Monday, August 19, 2013

PROWLING AROUND GALIANO ISLAND

Yesterday we set out to explore some of the southern tip of Galiano Island in the Gulf Islands of British Columbia. We rented one of the Galiano Inn's SmartCars and visited some of the island's funky stores first.

There is a strong sense of the hippy era here and, indeed, many residents are descended from them and quite a few US deserters who settled here during the Vietnam war. The smell of incense and homemade soap and candles wafted out
of tiny shops as we passed by.

A bit later we explored some of the country lanes that wound to the rocky shoreline and peeked out at the bays. The island is covered in forest and you can't see the ocean from the roads. By sheer luck we ended up at the Galiano Cemetery by Georgeson Bay from which point you can see the ferries crossing each other in Active Pass close up.

With the sunshine slanting through the mossy evergreens we came to the cemetery gate and walked down a path flanked by some very old grave stones, as well as some recent ones with fresh flowers. It was beautiful and tranquil. I said, "I would like to be put in a place like this when the time comes." My husband ignored the sentiment because he doesn't like to think about it.

At the end of the point, where the land drops off sharply, several benches look down onto Active Pass. The tide was sluicing through the
channel and around a reef as I heard the first rumble of an approaching ferry. Next came a siren and another answered it. The two ferries passed each other right by us. Had the tide been low, we might have also seen seals on the rocks.

We continued on our way to see Bellhouse Provincial Park and Sturdies Bay from another perspective than the one we have from the inn. We headed for lunch at the Hummingbird Pub, halfway to Montague Harbour. This is funky and friendly with hearty food. By now we were getting used to the servers letting us know that they were out of certain ingredients. Food deliveries come to the island on Fridays and favourites get used up quickly.

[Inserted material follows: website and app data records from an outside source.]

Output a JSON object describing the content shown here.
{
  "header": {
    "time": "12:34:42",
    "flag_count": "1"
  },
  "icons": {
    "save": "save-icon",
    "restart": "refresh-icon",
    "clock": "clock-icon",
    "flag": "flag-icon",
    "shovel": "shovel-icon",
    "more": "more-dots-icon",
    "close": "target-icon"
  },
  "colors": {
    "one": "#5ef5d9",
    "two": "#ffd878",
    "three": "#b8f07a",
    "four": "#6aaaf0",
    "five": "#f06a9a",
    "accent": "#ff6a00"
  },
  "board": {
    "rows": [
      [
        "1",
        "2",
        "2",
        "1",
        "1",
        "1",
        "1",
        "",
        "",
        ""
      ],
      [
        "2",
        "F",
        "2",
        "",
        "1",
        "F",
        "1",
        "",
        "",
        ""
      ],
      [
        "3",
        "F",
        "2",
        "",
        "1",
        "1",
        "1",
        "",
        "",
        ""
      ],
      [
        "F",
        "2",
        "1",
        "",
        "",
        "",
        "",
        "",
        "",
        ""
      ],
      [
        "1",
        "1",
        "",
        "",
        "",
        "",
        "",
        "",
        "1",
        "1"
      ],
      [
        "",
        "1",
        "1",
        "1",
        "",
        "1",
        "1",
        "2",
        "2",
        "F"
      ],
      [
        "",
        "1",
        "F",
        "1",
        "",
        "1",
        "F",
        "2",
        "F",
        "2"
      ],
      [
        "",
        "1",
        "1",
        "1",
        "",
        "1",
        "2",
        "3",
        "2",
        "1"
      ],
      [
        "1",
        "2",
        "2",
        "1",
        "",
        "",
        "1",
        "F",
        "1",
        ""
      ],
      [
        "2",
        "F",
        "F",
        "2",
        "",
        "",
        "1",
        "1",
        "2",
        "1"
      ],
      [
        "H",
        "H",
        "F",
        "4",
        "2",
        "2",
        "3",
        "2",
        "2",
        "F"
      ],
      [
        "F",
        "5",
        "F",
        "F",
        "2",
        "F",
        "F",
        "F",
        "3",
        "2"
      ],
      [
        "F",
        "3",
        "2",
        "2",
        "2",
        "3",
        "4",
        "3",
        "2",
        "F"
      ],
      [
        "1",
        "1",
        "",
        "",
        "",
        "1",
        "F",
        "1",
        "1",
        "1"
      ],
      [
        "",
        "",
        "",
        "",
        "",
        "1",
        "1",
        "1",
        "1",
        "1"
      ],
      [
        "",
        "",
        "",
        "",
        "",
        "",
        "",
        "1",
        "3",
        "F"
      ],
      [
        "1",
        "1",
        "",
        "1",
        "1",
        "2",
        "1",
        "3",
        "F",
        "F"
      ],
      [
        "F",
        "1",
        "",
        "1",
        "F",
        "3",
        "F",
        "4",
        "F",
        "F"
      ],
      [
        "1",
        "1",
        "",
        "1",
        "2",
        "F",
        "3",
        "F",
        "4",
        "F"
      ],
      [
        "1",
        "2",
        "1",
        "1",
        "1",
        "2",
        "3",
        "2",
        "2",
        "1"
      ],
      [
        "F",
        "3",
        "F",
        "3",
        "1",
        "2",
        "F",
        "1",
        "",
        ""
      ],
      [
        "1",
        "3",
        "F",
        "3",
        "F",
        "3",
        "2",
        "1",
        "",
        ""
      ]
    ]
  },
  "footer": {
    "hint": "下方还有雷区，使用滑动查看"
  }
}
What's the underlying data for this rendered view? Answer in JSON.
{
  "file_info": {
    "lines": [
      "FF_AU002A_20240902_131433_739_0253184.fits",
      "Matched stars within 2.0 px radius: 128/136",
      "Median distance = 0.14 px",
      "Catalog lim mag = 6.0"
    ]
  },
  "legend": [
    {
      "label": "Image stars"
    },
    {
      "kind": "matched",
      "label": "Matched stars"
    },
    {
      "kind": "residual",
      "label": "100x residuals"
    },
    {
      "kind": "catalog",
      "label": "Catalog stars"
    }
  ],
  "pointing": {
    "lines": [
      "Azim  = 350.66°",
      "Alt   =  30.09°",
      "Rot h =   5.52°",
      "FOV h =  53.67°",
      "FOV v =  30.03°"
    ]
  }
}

There is no public transportation or taxis on Galiano and I was amused that the pub had its own old school bus for fetching customers from their boats anchored in Montague Harbour and returning them after a few pints and dinner. Of course, if you bring your own vehicle over on the ferry this is not an issue. However, many visitors sail in and a few come by float plane....

After lunch we both wanted to visit some of the many art galleries on the island and especially the studio of Eleanor Coulthard at Whaler Bay. Down a narrow lane we went and popped out at the government wharf where the big bay opened up in front of us. Whaler Bay Studio lies just up the hill and Eleanor was painting in the garden. She offered us a cup of tea as she showed us her work in a large open gallery. She told us about the history of the place and the stories behind her mostly watercolours. We fell for a small oil of a sailboat anchored in the bay and bought it. We'd spent about 45 minutes enjoying the experience of meeting such a welcoming artist.

I was captured by the sandstone at the edge of the bays where the currents and tides erode it into shapes. Some are carved with small pockmarks, but others are huge smooth curves and caves. The best can only be reached by sea, but this image gives an idea of how interesting the sandstone looks at low tide.


IMAGES: © Photos by Pharos 2013. All rights reserved